* **Description of the task**
Scan the records below for lines with the word "numIndexMap", then state how many you find and nothing else.
Records: Begin
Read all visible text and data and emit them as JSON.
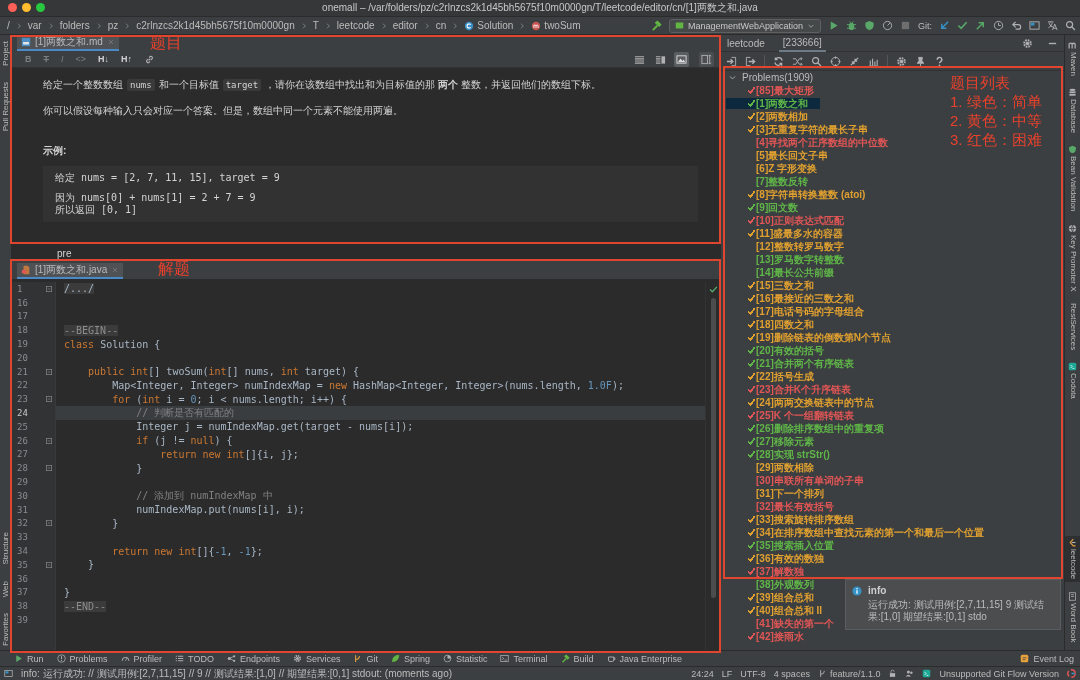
{
  "window": {
    "title": "onemall – /var/folders/pz/c2rlnzcs2k1d45bh5675f10m0000gn/T/leetcode/editor/cn/[1]两数之和.java"
  },
  "breadcrumbs": [
    {
      "kind": "root",
      "text": "/"
    },
    {
      "kind": "folder",
      "text": "var"
    },
    {
      "kind": "folder",
      "text": "folders"
    },
    {
      "kind": "folder",
      "text": "pz"
    },
    {
      "kind": "folder",
      "text": "c2rlnzcs2k1d45bh5675f10m0000gn"
    },
    {
      "kind": "folder",
      "text": "T"
    },
    {
      "kind": "folder",
      "text": "leetcode"
    },
    {
      "kind": "folder",
      "text": "editor"
    },
    {
      "kind": "folder",
      "text": "cn"
    },
    {
      "kind": "class",
      "text": "Solution"
    },
    {
      "kind": "method",
      "text": "twoSum"
    }
  ],
  "toolbar": {
    "run_config": "ManagementWebApplication",
    "git_label": "Git:"
  },
  "left_tool_tabs": {
    "top": [
      {
        "label": "Project"
      },
      {
        "label": "Pull Requests"
      }
    ],
    "bottom": [
      {
        "label": "Structure"
      },
      {
        "label": "Web"
      },
      {
        "label": "Favorites"
      }
    ]
  },
  "right_tool_tabs": {
    "top": [
      {
        "label": "Maven",
        "selected": false
      },
      {
        "label": "Database",
        "selected": false
      },
      {
        "label": "Bean Validation",
        "selected": false
      },
      {
        "label": "Key Promoter X",
        "selected": false
      },
      {
        "label": "RestServices",
        "selected": false
      },
      {
        "label": "Codota",
        "selected": false
      }
    ],
    "bottom": [
      {
        "label": "leetcode",
        "selected": true
      },
      {
        "label": "Word Book",
        "selected": false
      }
    ]
  },
  "markdown_editor": {
    "tab": "[1]两数之和.md",
    "format_buttons": [
      {
        "kind": "bold",
        "label": "B",
        "disabled": true
      },
      {
        "kind": "strike",
        "label": "T",
        "disabled": true
      },
      {
        "kind": "italic",
        "label": "I",
        "disabled": true
      },
      {
        "kind": "code",
        "label": "<>",
        "disabled": true
      },
      {
        "kind": "heading",
        "label": "H↓",
        "disabled": false
      },
      {
        "kind": "heading",
        "label": "H↑",
        "disabled": false
      }
    ],
    "view_modes": [
      {
        "kind": "editor",
        "selected": false
      },
      {
        "kind": "split",
        "selected": false
      },
      {
        "kind": "preview",
        "selected": true
      }
    ],
    "paragraphs": [
      [
        {
          "kind": "text",
          "text": "给定一个整数数组"
        },
        {
          "kind": "code",
          "text": "nums"
        },
        {
          "kind": "text",
          "text": "和一个目标值"
        },
        {
          "kind": "code",
          "text": "target"
        },
        {
          "kind": "text",
          "text": "，请你在该数组中找出和为目标值的那 **两个** 整数，并返回他们的数组下标。"
        }
      ],
      [
        {
          "kind": "text",
          "text": "你可以假设每种输入只会对应一个答案。但是，数组中同一个元素不能使用两遍。"
        }
      ]
    ],
    "example_heading": "示例:",
    "example_block": [
      [
        "给定 nums = [2, 7, 11, 15], target = 9"
      ],
      [
        "因为 nums[0] + nums[1] = 2 + 7 = 9",
        "所以返回 [0, 1]"
      ]
    ],
    "below_text": "pre"
  },
  "code_editor": {
    "tab": "[1]两数之和.java",
    "lines": [
      {
        "number": "1",
        "fold": true,
        "current": false,
        "tokens": [
          {
            "kind": "folded",
            "text": "/.../"
          }
        ]
      },
      {
        "number": "16",
        "fold": false,
        "current": false
      },
      {
        "number": "17",
        "fold": false,
        "current": false
      },
      {
        "number": "18",
        "fold": false,
        "current": false,
        "tokens": [
          {
            "kind": "marker",
            "text": "--BEGIN--"
          }
        ]
      },
      {
        "number": "19",
        "fold": false,
        "current": false,
        "tokens": [
          {
            "kind": "keyword",
            "text": "class"
          },
          {
            "kind": "plain",
            "text": " Solution {"
          }
        ]
      },
      {
        "number": "20",
        "fold": false,
        "current": false
      },
      {
        "number": "21",
        "fold": true,
        "current": false,
        "tokens": [
          {
            "kind": "keyword",
            "text": "    public int"
          },
          {
            "kind": "plain",
            "text": "[] twoSum("
          },
          {
            "kind": "keyword",
            "text": "int"
          },
          {
            "kind": "plain",
            "text": "[] nums, "
          },
          {
            "kind": "keyword",
            "text": "int"
          },
          {
            "kind": "plain",
            "text": " target) {"
          }
        ]
      },
      {
        "number": "22",
        "fold": false,
        "current": false,
        "tokens": [
          {
            "kind": "plain",
            "text": "        Map<Integer, Integer> numIndexMap = "
          },
          {
            "kind": "keyword",
            "text": "new"
          },
          {
            "kind": "plain",
            "text": " HashMap<Integer, Integer>(nums.length, "
          },
          {
            "kind": "number",
            "text": "1.0F"
          },
          {
            "kind": "plain",
            "text": ");"
          }
        ]
      },
      {
        "number": "23",
        "fold": true,
        "current": false,
        "tokens": [
          {
            "kind": "keyword",
            "text": "        for"
          },
          {
            "kind": "plain",
            "text": " ("
          },
          {
            "kind": "keyword",
            "text": "int"
          },
          {
            "kind": "plain",
            "text": " i = "
          },
          {
            "kind": "number",
            "text": "0"
          },
          {
            "kind": "plain",
            "text": "; i < nums.length; i++) {"
          }
        ]
      },
      {
        "number": "24",
        "fold": false,
        "current": true,
        "tokens": [
          {
            "kind": "comment",
            "text": "            // 判断是否有匹配的"
          }
        ]
      },
      {
        "number": "25",
        "fold": false,
        "current": false,
        "tokens": [
          {
            "kind": "plain",
            "text": "            Integer j = numIndexMap.get(target - nums[i]);"
          }
        ]
      },
      {
        "number": "26",
        "fold": true,
        "current": false,
        "tokens": [
          {
            "kind": "keyword",
            "text": "            if"
          },
          {
            "kind": "plain",
            "text": " (j != "
          },
          {
            "kind": "keyword",
            "text": "null"
          },
          {
            "kind": "plain",
            "text": ") {"
          }
        ]
      },
      {
        "number": "27",
        "fold": false,
        "current": false,
        "tokens": [
          {
            "kind": "keyword",
            "text": "                return new int"
          },
          {
            "kind": "plain",
            "text": "[]{i, j};"
          }
        ]
      },
      {
        "number": "28",
        "fold": true,
        "current": false,
        "tokens": [
          {
            "kind": "plain",
            "text": "            }"
          }
        ]
      },
      {
        "number": "29",
        "fold": false,
        "current": false
      },
      {
        "number": "30",
        "fold": false,
        "current": false,
        "tokens": [
          {
            "kind": "comment",
            "text": "            // 添加到 numIndexMap 中"
          }
        ]
      },
      {
        "number": "31",
        "fold": false,
        "current": false,
        "tokens": [
          {
            "kind": "plain",
            "text": "            numIndexMap.put(nums[i], i);"
          }
        ]
      },
      {
        "number": "32",
        "fold": true,
        "current": false,
        "tokens": [
          {
            "kind": "plain",
            "text": "        }"
          }
        ]
      },
      {
        "number": "33",
        "fold": false,
        "current": false
      },
      {
        "number": "34",
        "fold": false,
        "current": false,
        "tokens": [
          {
            "kind": "keyword",
            "text": "        return new int"
          },
          {
            "kind": "plain",
            "text": "[]{"
          },
          {
            "kind": "number",
            "text": "-1"
          },
          {
            "kind": "plain",
            "text": ", "
          },
          {
            "kind": "number",
            "text": "-1"
          },
          {
            "kind": "plain",
            "text": "};"
          }
        ]
      },
      {
        "number": "35",
        "fold": true,
        "current": false,
        "tokens": [
          {
            "kind": "plain",
            "text": "    }"
          }
        ]
      },
      {
        "number": "36",
        "fold": false,
        "current": false
      },
      {
        "number": "37",
        "fold": false,
        "current": false,
        "tokens": [
          {
            "kind": "plain",
            "text": "}"
          }
        ]
      },
      {
        "number": "38",
        "fold": false,
        "current": false,
        "tokens": [
          {
            "kind": "marker",
            "text": "--END--"
          }
        ]
      },
      {
        "number": "39",
        "fold": false,
        "current": false
      }
    ]
  },
  "leetcode_panel": {
    "title": "leetcode",
    "tabs": [
      {
        "label": "[233666]",
        "selected": true
      }
    ],
    "tree": {
      "label": "Problems(1909)",
      "expanded": true,
      "children": [
        {
          "label": "[85]最大矩形",
          "color": "#e05555",
          "solved": true,
          "selected": false
        },
        {
          "label": "[1]两数之和",
          "color": "#5fb548",
          "solved": true,
          "selected": true
        },
        {
          "label": "[2]两数相加",
          "color": "#e0a030",
          "solved": true,
          "selected": false
        },
        {
          "label": "[3]无重复字符的最长子串",
          "color": "#e0a030",
          "solved": true,
          "selected": false
        },
        {
          "label": "[4]寻找两个正序数组的中位数",
          "color": "#e05555",
          "solved": false,
          "selected": false
        },
        {
          "label": "[5]最长回文子串",
          "color": "#e0a030",
          "solved": false,
          "selected": false
        },
        {
          "label": "[6]Z 字形变换",
          "color": "#e0a030",
          "solved": false,
          "selected": false
        },
        {
          "label": "[7]整数反转",
          "color": "#5fb548",
          "solved": false,
          "selected": false
        },
        {
          "label": "[8]字符串转换整数 (atoi)",
          "color": "#e0a030",
          "solved": true,
          "selected": false
        },
        {
          "label": "[9]回文数",
          "color": "#5fb548",
          "solved": true,
          "selected": false
        },
        {
          "label": "[10]正则表达式匹配",
          "color": "#e05555",
          "solved": true,
          "selected": false
        },
        {
          "label": "[11]盛最多水的容器",
          "color": "#e0a030",
          "solved": true,
          "selected": false
        },
        {
          "label": "[12]整数转罗马数字",
          "color": "#e0a030",
          "solved": false,
          "selected": false
        },
        {
          "label": "[13]罗马数字转整数",
          "color": "#5fb548",
          "solved": false,
          "selected": false
        },
        {
          "label": "[14]最长公共前缀",
          "color": "#5fb548",
          "solved": false,
          "selected": false
        },
        {
          "label": "[15]三数之和",
          "color": "#e0a030",
          "solved": true,
          "selected": false
        },
        {
          "label": "[16]最接近的三数之和",
          "color": "#e0a030",
          "solved": true,
          "selected": false
        },
        {
          "label": "[17]电话号码的字母组合",
          "color": "#e0a030",
          "solved": true,
          "selected": false
        },
        {
          "label": "[18]四数之和",
          "color": "#e0a030",
          "solved": true,
          "selected": false
        },
        {
          "label": "[19]删除链表的倒数第N个节点",
          "color": "#e0a030",
          "solved": true,
          "selected": false
        },
        {
          "label": "[20]有效的括号",
          "color": "#5fb548",
          "solved": true,
          "selected": false
        },
        {
          "label": "[21]合并两个有序链表",
          "color": "#5fb548",
          "solved": true,
          "selected": false
        },
        {
          "label": "[22]括号生成",
          "color": "#e0a030",
          "solved": true,
          "selected": false
        },
        {
          "label": "[23]合并K个升序链表",
          "color": "#e05555",
          "solved": true,
          "selected": false
        },
        {
          "label": "[24]两两交换链表中的节点",
          "color": "#e0a030",
          "solved": true,
          "selected": false
        },
        {
          "label": "[25]K 个一组翻转链表",
          "color": "#e05555",
          "solved": true,
          "selected": false
        },
        {
          "label": "[26]删除排序数组中的重复项",
          "color": "#5fb548",
          "solved": true,
          "selected": false
        },
        {
          "label": "[27]移除元素",
          "color": "#5fb548",
          "solved": true,
          "selected": false
        },
        {
          "label": "[28]实现 strStr()",
          "color": "#5fb548",
          "solved": true,
          "selected": false
        },
        {
          "label": "[29]两数相除",
          "color": "#e0a030",
          "solved": false,
          "selected": false
        },
        {
          "label": "[30]串联所有单词的子串",
          "color": "#e05555",
          "solved": false,
          "selected": false
        },
        {
          "label": "[31]下一个排列",
          "color": "#e0a030",
          "solved": false,
          "selected": false
        },
        {
          "label": "[32]最长有效括号",
          "color": "#e05555",
          "solved": false,
          "selected": false
        },
        {
          "label": "[33]搜索旋转排序数组",
          "color": "#e0a030",
          "solved": true,
          "selected": false
        },
        {
          "label": "[34]在排序数组中查找元素的第一个和最后一个位置",
          "color": "#e0a030",
          "solved": true,
          "selected": false
        },
        {
          "label": "[35]搜索插入位置",
          "color": "#5fb548",
          "solved": true,
          "selected": false
        },
        {
          "label": "[36]有效的数独",
          "color": "#e0a030",
          "solved": true,
          "selected": false
        },
        {
          "label": "[37]解数独",
          "color": "#e05555",
          "solved": true,
          "selected": false
        },
        {
          "label": "[38]外观数列",
          "color": "#5fb548",
          "solved": false,
          "selected": false
        },
        {
          "label": "[39]组合总和",
          "color": "#e0a030",
          "solved": true,
          "selected": false
        },
        {
          "label": "[40]组合总和 II",
          "color": "#e0a030",
          "solved": true,
          "selected": false
        },
        {
          "label": "[41]缺失的第一个",
          "color": "#e05555",
          "solved": false,
          "selected": false
        },
        {
          "label": "[42]接雨水",
          "color": "#e05555",
          "solved": true,
          "selected": false
        }
      ]
    }
  },
  "notification": {
    "title": "info",
    "message": "运行成功: 测试用例:[2,7,11,15] 9 测试结果:[1,0] 期望结果:[0,1] stdo"
  },
  "annotations": [
    {
      "kind": "markdown",
      "lines": [
        "题目"
      ]
    },
    {
      "kind": "code",
      "lines": [
        "解题"
      ]
    },
    {
      "kind": "problems",
      "lines": [
        "题目列表",
        "1. 绿色：简单",
        "2. 黄色：中等",
        "3. 红色：困难"
      ]
    }
  ],
  "tool_windows": [
    {
      "kind": "run",
      "label": "Run"
    },
    {
      "kind": "problems",
      "label": "Problems"
    },
    {
      "kind": "profiler",
      "label": "Profiler"
    },
    {
      "kind": "todo",
      "label": "TODO"
    },
    {
      "kind": "endpoints",
      "label": "Endpoints"
    },
    {
      "kind": "services",
      "label": "Services"
    },
    {
      "kind": "git",
      "label": "Git"
    },
    {
      "kind": "spring",
      "label": "Spring"
    },
    {
      "kind": "statistic",
      "label": "Statistic"
    },
    {
      "kind": "terminal",
      "label": "Terminal"
    },
    {
      "kind": "build",
      "label": "Build"
    },
    {
      "kind": "enterprise",
      "label": "Java Enterprise"
    }
  ],
  "event_log": "Event Log",
  "status_bar": {
    "message": "info: 运行成功: // 测试用例:[2,7,11,15] // 9 // 测试结果:[1,0] // 期望结果:[0,1] stdout:  (moments ago)",
    "position": "24:24",
    "line_separator": "LF",
    "encoding": "UTF-8",
    "indent": "4 spaces",
    "branch": "feature/1.1.0",
    "git_flow": "Unsupported Git Flow Version"
  }
}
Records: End
* **Output of the exercise**
4